Beginning in early November, Suntory will for the first time, introduce their internationally renowned blue rose APPLAUSE in North America. With nearly 100% blue-pigmented petals, blue rose APPLAUSE is the world's first blue rose, a technically sophisticated and wondrously stunning flower with a delicate blue color. The hue of the dawn sky, with a refined and colorfully refreshing scent, blue rose APPLAUSE captivated the international audience when it first went on sale in Tokyo in 2009.
Sanrio Co. aims to spend as much as ¥30 billion to buy the rights to a character for the first time and cut its reliance on Hello Kitty. "We want to diversify our character portfolio instead of spending time to boost recognition of our existing characters in overseas markets," Managing Director Susumu Emori, 62, said in an interview.

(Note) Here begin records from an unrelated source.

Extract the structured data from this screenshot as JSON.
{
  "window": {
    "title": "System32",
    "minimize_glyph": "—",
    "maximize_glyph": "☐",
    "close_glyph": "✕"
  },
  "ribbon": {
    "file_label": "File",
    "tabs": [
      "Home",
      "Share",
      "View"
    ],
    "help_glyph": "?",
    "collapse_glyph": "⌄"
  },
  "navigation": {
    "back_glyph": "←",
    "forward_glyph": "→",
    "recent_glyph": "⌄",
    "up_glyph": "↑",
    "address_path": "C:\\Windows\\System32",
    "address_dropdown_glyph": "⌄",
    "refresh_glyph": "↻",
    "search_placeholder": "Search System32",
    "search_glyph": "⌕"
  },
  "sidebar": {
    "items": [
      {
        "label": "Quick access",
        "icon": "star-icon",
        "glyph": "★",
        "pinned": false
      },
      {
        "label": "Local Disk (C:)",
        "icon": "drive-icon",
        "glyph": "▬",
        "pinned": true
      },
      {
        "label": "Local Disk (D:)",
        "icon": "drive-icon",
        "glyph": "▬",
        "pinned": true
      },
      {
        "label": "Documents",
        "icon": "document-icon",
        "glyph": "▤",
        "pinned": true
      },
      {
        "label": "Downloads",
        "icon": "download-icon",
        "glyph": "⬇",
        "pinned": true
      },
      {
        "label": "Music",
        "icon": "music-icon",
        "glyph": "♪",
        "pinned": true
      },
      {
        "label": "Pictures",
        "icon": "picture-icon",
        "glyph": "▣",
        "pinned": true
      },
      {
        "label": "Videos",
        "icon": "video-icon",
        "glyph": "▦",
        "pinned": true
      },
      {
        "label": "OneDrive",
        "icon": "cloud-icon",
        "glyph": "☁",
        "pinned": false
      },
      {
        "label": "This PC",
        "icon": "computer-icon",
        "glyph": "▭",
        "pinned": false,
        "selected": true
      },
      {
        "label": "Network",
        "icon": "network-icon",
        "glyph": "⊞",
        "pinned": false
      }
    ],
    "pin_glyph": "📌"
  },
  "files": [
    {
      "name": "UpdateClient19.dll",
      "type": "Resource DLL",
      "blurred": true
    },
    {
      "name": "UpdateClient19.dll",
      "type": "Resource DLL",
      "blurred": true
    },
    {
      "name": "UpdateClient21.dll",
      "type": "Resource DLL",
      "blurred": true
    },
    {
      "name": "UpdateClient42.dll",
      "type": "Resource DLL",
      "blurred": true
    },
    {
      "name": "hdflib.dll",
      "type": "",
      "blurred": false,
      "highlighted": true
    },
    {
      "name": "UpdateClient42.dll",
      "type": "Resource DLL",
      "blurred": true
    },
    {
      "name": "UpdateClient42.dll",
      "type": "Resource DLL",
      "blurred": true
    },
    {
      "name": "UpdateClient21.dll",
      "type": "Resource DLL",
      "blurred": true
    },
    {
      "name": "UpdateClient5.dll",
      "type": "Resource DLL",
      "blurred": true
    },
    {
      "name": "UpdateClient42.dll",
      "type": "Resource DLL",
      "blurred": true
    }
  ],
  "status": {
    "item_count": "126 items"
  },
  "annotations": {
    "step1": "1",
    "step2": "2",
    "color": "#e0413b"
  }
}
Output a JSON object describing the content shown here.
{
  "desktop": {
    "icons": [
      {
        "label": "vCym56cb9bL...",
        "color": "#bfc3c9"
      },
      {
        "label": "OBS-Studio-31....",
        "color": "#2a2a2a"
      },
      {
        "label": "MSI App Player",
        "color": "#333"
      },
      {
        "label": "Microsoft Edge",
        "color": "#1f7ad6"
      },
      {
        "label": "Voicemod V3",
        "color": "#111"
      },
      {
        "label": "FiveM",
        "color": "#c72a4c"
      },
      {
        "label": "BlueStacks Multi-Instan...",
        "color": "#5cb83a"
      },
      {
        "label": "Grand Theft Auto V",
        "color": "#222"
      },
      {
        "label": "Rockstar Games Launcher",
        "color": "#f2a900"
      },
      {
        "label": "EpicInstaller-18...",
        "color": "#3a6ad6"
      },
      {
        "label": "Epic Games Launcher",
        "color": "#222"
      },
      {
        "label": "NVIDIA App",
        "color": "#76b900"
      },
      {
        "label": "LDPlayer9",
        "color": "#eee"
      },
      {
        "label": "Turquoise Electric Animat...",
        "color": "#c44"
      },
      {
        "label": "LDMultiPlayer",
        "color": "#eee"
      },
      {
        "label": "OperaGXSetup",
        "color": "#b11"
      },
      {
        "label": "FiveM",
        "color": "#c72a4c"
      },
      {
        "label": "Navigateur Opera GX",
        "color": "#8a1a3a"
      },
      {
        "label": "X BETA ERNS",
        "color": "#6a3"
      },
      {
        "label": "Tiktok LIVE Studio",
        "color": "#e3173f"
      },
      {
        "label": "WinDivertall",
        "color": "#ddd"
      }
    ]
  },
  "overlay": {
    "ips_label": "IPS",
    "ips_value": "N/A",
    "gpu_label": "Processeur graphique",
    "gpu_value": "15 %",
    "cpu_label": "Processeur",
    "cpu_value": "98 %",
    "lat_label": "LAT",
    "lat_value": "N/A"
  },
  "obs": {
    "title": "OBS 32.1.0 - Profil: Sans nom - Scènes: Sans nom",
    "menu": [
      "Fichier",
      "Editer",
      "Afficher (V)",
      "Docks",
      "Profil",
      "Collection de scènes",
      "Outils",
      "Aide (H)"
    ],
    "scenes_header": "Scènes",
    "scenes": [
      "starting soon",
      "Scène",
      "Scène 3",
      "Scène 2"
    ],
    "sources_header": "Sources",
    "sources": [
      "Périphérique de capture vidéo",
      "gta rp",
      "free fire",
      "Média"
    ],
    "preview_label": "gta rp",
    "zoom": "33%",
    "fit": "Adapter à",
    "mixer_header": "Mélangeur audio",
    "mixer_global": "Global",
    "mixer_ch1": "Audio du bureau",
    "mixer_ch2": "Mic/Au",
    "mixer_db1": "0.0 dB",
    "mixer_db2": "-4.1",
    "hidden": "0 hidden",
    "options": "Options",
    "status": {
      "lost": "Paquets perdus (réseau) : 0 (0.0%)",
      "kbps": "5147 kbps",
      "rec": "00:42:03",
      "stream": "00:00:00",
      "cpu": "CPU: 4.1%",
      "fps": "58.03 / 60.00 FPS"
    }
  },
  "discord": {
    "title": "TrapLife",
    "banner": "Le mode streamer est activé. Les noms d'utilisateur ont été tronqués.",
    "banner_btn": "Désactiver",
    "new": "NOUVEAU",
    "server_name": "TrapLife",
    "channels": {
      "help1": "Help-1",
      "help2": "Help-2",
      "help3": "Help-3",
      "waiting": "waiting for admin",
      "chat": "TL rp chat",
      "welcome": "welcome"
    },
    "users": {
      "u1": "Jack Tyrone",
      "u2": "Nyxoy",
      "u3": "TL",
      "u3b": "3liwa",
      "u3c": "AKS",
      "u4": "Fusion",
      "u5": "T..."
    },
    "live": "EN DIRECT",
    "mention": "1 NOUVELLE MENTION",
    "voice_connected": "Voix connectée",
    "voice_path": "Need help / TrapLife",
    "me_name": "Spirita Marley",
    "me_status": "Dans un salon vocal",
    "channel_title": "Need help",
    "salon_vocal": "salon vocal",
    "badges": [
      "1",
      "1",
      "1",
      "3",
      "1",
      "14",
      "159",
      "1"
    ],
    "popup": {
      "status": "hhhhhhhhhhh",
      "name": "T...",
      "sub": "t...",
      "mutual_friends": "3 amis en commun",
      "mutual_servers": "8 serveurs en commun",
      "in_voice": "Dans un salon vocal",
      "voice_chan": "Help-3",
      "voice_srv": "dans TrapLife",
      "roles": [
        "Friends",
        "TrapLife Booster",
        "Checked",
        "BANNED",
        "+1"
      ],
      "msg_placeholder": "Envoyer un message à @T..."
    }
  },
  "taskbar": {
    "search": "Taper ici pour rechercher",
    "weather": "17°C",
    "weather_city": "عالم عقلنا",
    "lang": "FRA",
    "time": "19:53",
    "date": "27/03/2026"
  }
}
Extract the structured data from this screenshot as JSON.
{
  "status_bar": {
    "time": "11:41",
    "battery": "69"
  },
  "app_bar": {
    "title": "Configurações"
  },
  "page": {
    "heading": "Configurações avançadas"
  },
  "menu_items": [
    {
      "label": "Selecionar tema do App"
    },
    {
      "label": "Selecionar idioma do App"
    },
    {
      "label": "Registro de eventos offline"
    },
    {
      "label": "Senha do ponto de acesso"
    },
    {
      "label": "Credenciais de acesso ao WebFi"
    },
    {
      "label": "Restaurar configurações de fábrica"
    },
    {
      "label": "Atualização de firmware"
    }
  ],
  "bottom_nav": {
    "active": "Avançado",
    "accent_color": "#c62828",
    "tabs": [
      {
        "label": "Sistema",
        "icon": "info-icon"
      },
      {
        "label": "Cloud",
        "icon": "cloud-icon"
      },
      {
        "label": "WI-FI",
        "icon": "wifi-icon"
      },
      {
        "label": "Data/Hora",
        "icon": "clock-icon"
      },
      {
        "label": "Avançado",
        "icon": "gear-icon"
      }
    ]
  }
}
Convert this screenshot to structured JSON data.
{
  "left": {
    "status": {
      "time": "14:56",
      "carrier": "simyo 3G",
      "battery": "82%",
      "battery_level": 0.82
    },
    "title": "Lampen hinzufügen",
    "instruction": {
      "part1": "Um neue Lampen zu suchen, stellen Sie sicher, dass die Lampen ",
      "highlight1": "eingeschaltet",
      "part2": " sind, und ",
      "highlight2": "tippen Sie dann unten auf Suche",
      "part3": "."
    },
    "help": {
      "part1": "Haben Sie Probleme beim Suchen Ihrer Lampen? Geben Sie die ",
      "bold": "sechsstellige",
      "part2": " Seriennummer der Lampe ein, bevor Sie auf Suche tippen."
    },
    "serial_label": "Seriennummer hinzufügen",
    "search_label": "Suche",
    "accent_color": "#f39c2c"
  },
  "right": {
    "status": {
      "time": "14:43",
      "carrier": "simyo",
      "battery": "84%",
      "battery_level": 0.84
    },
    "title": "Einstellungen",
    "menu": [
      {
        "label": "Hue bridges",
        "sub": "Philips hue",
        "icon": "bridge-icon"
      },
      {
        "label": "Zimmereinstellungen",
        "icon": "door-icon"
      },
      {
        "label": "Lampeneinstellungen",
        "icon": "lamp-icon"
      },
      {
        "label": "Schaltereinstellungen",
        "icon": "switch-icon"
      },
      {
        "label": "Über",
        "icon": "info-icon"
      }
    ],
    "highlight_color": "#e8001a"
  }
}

Japanese retailer Ryohin Keikaku Co. has published a book detailing the history of its popular Muji consumer product brand to mark its 30th anniversary. The 256-page book, which is available in Japanese, English and Chinese, is filled with photographs of Muji products and retail spaces around the world. It is the "most natural and realistic depiction of Muji," Kenya Hara, a designer and Muji advisory board member, said recently in New York.
The Japanese have long endured crowded cities and scarce living space, with homes so humble a scornful European official once branded them rabbit hutches. But in recent years, Japanese architects have turned necessity into virtue, vying to design unorthodox and visually stunning houses on remarkably narrow pieces of land. In the process, they are also redefining the rules of home design.